*Element data from apps and pages*
# # # #
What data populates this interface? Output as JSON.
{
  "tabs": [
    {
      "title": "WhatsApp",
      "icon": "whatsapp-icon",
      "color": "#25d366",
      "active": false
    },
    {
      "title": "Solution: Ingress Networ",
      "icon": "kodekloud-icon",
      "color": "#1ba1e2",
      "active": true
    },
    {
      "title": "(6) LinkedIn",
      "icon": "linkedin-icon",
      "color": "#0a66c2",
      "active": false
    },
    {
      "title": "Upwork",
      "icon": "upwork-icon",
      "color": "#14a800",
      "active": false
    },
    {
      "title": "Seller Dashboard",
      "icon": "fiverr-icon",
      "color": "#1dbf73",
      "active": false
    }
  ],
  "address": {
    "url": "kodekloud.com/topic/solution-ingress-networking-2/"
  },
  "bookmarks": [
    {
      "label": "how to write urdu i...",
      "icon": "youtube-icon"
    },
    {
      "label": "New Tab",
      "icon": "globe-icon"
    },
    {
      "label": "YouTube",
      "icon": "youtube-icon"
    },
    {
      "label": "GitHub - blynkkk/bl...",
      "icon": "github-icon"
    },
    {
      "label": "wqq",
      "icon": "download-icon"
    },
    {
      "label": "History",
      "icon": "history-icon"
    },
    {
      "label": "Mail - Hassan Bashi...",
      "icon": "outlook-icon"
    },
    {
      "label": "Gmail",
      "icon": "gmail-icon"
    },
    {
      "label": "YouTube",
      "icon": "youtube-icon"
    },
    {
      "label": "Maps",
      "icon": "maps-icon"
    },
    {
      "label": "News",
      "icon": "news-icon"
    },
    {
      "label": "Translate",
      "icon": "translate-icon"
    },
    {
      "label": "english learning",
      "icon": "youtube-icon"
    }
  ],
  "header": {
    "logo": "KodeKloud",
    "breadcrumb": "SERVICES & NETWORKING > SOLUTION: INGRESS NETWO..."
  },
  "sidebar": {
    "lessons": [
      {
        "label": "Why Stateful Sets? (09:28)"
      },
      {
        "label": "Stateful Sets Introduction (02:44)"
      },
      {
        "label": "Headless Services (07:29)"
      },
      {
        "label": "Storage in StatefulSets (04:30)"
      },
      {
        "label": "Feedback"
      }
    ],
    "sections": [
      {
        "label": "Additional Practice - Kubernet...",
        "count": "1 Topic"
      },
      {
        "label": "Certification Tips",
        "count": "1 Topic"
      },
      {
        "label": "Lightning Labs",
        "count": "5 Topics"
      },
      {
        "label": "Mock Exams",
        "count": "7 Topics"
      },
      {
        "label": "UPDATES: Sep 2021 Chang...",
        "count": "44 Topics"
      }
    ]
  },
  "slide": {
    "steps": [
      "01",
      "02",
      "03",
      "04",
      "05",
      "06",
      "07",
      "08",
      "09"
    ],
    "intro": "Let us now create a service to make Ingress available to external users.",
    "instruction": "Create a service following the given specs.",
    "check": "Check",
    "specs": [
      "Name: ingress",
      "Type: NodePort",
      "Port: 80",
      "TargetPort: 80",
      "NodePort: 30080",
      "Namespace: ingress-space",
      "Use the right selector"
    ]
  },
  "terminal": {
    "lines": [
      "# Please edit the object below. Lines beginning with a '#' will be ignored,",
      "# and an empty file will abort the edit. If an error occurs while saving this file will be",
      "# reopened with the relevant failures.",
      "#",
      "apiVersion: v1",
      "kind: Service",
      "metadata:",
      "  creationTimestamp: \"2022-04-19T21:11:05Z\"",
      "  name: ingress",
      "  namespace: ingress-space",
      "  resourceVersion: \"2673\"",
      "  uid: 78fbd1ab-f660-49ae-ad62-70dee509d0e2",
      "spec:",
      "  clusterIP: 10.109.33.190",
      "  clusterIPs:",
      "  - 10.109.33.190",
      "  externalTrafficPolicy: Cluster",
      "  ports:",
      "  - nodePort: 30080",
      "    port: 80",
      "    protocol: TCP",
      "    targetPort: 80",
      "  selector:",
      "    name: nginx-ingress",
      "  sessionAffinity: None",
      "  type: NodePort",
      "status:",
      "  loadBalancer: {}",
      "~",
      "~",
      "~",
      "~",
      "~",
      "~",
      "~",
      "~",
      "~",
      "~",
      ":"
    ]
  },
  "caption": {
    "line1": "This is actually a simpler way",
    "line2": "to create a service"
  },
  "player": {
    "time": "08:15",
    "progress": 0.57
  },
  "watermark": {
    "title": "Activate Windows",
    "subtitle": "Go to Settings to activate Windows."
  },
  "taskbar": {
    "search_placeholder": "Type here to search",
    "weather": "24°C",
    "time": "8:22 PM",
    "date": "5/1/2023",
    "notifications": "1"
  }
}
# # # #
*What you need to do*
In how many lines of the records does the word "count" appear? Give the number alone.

*Answer section*
5